MATERIALS PROVIDED:
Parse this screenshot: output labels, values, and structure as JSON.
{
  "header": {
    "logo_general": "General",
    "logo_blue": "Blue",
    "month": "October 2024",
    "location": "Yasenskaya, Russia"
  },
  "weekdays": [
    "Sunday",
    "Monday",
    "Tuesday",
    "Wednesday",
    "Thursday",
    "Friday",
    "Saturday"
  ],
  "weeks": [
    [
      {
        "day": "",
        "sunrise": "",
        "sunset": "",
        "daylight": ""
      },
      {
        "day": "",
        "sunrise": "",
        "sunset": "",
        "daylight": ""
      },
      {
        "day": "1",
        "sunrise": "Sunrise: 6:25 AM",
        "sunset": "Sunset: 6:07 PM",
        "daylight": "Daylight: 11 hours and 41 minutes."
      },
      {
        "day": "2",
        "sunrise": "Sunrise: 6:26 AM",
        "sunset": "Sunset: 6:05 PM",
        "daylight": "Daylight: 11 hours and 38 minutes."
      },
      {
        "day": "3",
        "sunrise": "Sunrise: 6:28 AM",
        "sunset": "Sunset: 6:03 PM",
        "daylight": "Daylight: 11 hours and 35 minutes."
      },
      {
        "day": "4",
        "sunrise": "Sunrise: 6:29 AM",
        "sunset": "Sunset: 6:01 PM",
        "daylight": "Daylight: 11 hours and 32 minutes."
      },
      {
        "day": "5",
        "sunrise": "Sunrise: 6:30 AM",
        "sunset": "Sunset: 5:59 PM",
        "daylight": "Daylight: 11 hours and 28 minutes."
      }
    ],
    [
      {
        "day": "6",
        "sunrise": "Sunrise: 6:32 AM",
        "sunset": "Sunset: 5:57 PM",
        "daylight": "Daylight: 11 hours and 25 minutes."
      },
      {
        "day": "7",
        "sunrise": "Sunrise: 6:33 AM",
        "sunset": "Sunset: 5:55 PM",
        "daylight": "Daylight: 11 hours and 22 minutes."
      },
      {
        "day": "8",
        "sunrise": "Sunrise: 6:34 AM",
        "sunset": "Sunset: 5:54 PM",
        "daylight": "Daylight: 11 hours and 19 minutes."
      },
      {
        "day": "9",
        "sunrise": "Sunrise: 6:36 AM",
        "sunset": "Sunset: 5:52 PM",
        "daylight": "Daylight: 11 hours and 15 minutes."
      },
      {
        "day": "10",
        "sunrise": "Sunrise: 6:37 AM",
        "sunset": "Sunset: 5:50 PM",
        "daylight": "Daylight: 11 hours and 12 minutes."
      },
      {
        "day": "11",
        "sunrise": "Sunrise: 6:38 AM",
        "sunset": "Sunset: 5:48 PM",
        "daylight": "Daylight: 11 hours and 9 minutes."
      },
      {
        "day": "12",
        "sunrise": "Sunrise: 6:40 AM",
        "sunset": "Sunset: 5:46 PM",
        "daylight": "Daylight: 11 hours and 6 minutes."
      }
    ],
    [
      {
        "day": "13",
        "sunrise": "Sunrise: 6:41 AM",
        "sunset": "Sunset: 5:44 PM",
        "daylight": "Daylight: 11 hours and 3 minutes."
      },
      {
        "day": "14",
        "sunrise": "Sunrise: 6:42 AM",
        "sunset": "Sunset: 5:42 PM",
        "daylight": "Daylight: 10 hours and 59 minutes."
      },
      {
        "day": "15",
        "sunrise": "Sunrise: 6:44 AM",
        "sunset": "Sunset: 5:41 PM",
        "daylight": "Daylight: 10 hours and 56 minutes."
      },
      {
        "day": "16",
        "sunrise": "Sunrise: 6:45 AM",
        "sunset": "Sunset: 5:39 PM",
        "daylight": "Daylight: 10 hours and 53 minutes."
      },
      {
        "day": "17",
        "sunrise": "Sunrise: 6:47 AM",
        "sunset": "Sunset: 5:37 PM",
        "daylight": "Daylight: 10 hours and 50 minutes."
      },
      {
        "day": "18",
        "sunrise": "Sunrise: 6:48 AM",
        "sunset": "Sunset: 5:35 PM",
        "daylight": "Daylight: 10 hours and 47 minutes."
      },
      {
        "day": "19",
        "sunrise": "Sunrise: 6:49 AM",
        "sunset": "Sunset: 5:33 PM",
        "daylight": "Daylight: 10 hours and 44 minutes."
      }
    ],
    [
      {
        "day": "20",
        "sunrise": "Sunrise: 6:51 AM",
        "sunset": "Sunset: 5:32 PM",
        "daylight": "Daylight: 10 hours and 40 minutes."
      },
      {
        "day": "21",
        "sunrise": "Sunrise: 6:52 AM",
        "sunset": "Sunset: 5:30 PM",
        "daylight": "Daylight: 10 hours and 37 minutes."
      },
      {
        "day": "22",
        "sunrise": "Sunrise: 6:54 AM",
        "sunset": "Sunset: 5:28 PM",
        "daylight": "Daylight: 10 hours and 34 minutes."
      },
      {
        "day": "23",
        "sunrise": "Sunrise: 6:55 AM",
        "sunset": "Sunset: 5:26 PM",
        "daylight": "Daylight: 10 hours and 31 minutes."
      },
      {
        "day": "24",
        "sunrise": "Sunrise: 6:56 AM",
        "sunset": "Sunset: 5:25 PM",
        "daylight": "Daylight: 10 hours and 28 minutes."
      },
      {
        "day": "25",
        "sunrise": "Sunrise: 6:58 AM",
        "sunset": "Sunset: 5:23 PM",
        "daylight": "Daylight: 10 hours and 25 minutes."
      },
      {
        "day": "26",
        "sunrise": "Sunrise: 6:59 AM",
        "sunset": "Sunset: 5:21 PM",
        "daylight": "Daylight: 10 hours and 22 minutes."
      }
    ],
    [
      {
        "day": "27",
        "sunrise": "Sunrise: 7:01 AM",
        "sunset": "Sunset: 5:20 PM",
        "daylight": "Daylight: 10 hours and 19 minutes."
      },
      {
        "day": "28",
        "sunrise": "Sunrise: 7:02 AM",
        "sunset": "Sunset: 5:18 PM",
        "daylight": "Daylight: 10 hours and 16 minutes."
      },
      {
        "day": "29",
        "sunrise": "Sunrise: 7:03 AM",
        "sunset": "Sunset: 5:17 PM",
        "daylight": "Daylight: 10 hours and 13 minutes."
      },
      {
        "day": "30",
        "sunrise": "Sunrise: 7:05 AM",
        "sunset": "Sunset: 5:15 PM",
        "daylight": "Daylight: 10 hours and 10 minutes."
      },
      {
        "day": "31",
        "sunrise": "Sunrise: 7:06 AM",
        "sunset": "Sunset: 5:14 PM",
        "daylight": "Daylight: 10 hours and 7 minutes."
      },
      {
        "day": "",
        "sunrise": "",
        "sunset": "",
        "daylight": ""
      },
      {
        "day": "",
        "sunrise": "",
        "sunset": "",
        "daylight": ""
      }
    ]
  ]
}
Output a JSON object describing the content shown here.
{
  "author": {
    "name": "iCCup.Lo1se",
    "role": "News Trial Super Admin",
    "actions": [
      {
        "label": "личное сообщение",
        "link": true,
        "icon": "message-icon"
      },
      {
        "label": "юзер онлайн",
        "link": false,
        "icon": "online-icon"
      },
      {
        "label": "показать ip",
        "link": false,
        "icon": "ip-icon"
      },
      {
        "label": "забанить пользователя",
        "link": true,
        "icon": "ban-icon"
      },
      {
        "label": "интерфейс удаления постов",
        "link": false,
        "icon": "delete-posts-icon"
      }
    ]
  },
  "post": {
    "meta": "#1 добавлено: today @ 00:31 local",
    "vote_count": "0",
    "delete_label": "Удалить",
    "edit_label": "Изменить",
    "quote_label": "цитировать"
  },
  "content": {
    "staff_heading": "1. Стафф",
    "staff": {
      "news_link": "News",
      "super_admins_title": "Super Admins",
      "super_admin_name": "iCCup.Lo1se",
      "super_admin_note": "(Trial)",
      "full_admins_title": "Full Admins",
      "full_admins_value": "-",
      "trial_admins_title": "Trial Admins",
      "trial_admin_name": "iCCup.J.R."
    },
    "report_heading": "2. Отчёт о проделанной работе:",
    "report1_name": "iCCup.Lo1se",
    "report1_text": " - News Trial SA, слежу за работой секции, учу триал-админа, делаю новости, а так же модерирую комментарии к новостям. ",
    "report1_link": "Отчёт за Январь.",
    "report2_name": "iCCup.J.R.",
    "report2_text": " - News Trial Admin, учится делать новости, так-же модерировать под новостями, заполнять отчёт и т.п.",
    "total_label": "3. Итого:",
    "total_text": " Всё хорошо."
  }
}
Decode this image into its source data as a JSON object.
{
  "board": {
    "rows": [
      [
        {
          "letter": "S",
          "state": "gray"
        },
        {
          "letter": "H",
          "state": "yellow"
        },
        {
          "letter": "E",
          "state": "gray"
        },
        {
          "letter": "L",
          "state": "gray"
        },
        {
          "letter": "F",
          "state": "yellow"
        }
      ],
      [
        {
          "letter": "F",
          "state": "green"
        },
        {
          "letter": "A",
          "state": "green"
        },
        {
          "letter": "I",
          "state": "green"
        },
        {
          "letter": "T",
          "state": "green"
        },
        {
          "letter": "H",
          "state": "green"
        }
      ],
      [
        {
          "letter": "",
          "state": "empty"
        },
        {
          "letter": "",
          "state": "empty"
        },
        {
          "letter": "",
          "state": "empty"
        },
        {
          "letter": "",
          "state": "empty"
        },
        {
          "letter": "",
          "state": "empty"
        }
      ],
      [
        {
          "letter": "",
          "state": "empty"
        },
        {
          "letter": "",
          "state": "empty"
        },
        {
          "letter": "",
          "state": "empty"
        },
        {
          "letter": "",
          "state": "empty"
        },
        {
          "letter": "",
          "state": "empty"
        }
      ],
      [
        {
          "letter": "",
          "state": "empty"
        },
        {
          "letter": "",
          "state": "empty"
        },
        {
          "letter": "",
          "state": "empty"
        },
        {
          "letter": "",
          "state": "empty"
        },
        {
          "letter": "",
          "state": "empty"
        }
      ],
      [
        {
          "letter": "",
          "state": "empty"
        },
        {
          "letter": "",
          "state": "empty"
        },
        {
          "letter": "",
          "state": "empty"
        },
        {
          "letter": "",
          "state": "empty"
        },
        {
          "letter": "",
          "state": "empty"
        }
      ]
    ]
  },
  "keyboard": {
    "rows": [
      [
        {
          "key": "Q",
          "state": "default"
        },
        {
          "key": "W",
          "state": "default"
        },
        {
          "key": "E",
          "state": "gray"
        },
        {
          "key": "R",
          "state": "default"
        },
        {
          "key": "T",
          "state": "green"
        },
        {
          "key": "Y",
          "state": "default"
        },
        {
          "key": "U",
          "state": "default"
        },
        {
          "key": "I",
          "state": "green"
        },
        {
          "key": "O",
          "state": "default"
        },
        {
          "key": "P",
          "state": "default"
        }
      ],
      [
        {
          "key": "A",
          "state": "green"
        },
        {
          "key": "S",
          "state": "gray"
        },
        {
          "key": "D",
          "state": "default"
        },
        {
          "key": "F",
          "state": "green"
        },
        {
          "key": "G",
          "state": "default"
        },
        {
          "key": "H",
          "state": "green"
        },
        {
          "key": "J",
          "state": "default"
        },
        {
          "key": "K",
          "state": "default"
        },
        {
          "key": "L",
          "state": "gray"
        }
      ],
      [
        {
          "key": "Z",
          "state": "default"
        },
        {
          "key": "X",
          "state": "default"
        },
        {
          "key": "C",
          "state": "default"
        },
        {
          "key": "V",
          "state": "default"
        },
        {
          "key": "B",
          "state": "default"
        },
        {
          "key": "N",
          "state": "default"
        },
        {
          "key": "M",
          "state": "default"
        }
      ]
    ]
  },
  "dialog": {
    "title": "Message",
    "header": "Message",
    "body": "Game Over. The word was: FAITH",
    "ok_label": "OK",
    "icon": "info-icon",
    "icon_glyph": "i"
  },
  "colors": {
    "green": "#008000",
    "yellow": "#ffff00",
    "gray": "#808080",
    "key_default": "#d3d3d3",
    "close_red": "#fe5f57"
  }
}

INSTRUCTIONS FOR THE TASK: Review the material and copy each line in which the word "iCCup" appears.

WRITTEN ANSWER:
    "name": "iCCup.Lo1se",
      "super_admin_name": "iCCup.Lo1se",
      "trial_admin_name": "iCCup.J.R."
    "report1_name": "iCCup.Lo1se",
    "report2_name": "iCCup.J.R.",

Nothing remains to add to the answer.